Joy to the world! the Lord is come;
Let earth receive her King;
Let every heart prepare Him room,
And heaven and nature sing.

Isaac Watts wrote these words centuries ago, and George F. Handel put them into the beloved Christmas song that we so enjoy.

As we begin once again to sing the songs about Christmas, we are reminded that the messages they carry are not so much about the ancient past as they are about an awaiting future for the child of God.

Jesus Christ came to us at Bethlehem in Israel’s Judean province, but there remains His future coming for us and also the return back with us to establish His Kingdom. The first advent or coming “to” earth as a helpless baby is celebrated by Christians most devotedly during the four sabbath weeks prior to Dec. 25.

The second advent is yet a future series of events that includes Christ’s descent “from heaven with a shout” (1 Thessalonians 4:16) to catch up both the deceased and the living Christians “to meet the Lord in the air: and so shall we ever be with the Lord” (verse 17).

This is known as the “rapture” of true believers dating back to the disciples and apostles. When this “church” of grace-age Christians is taken from the earth, the church will be completed and removed. There will be no last-minute additions of “wannabe” folks who have heard the gospel and rejected it “because they received not the love of the truth, that they might be saved” (2 Thessalonians 2:10). The delusion that Christ-rejectors have bought into will become stronger in that day (our day?), so that only true believers in Christ will be included in the catching away to Heaven.

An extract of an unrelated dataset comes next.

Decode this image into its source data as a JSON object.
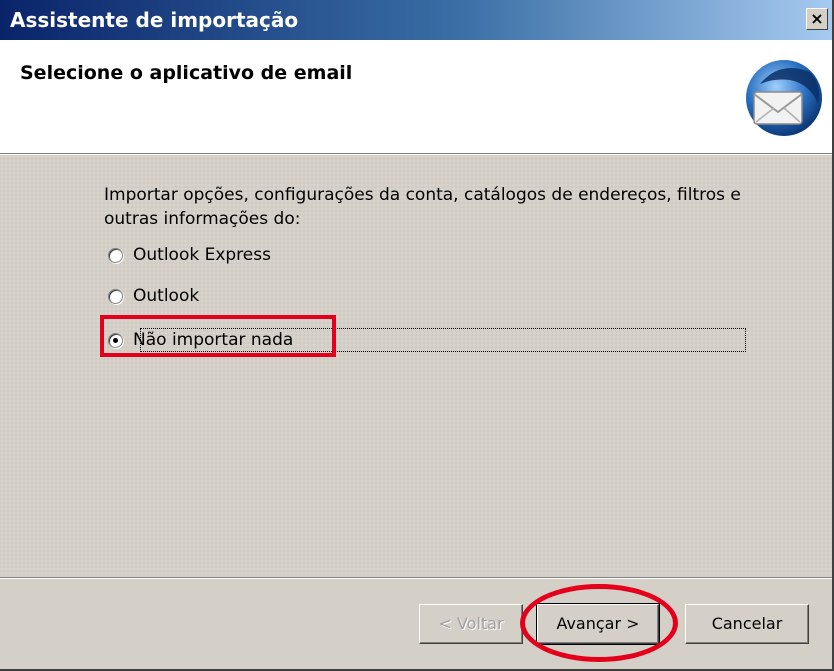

Daniel writes in 12:1 of the tribulation scheduled for this earth once the children of God are removed: “and there shall be a time of trouble such as never was since there was a nation even to that same time: and at that time thy people shall be delivered, every one that shall be written in the book.” Documented believers who have determined to belong to Christ will have their personal name written in the book of life and will be delivered from this seven-year period of time. It is spoken of as the “time of Jacob’s trouble” and also as the “70th week of Daniel.” The word “week” speaks of a “week of years” and indicates seven, just as a dozen indicates twelve.

These seven years of tribulation are also described by Jesus Christ in Matthew 24. This week of years is the last of the 70 weeks, or 490 years (70 x 7), that the Israelites “owed” to God for disobedience. They had been instructed to honor God by virtue of allowing their land to enjoy a rest every seventh year. For the period of 490 years, they had not done this, and so God made note of the account due. He has already collected 483 of these years, beginning in the mid-440s BC. The 483rd year was completed when Christ entered into Jerusalem on His way to the crucifixion a short time later. Since that time, we have been in the “church age” in which man has been given the opportunity to be saved from the penalty of sin purely by the grace of God and without adulteration of our achievement or ritual.

This “age of grace” could close out at any instant (1 Corinthians 15) and will initiate the last seven-year period (or week) of God’s account settlement. No one should decide to take their chances with God concerning eternity because that “chance” of going to Heaven without Christ does not exist. Not only will a nonbeliever suffer unimaginable tribulation during this brief time (Matthew 24), but they are then appointed to an eternal second death: “And whosoever was not found written in the book of life was cast into the lake of fire” (Revelation 20:15).

At the end of this seven-year “week” of tribulation on earth, Christ will return “with” the saved to establish His kingdom. Matthew writes in 24:22 that “except those days should be shortened, there should no flesh be saved.”

He not only came “to” us as Bethlehem’s babe and will come “for” His own to keep them forever in His care, but will physically return “with” true believers to begin His righteous rule. John writes in Revelation 19:11 that Jesus Christ is “called Faithful and True, and in righteousness he doth
judge and make war.”

God is the “Great Accountant,” among many other of His infinite virtues. He sees the sparrow that falls and tabulates the hair on our heads. If He is the God of exactitude in accountability, He must then settle that which is past due. God will not overlook or let slide, and He must judge our sin so that He can love and justify our souls.

For those who refuse to be forgiven, judged and redeemed at the Cross of Christ, there can only remain the furious retribution of eternal and righteous ferocity. It is each accountable person’s responsibility to do business with God before the time He is forced to then do business with us
in the only remaining form.

Isaac Watts is writing “Joy to the World!” more to the believer’s future than to the world’s past. He writes about beautiful situations that mankind has not yet realized: “the Savior reigns,” “no more let sins and sorrows grow” and “He comes to make His blessings flow.”

Christ’s thousand-year reign on earth will blend perfectly into His eternal reign with God in Heaven. Sin and unrepentant sinners will be judged. Brother Watts writes about this coming time:

“He rules the world with truth and grace,
And makes the nations prove
The glories of His righteousness,
And wonders of His love, and wonders of His love
And wonders, and wonders of His love!”

This is the perfect season, day and time to surrender to the beautiful wonders of God’s love.

In the quietness of your heart at this Christmas time, allow the Lord to come – and receive your King!

R.D. “Bob” Hottle is a retired schoolteacher, farmer and pastor of the Anchor Baptist Church.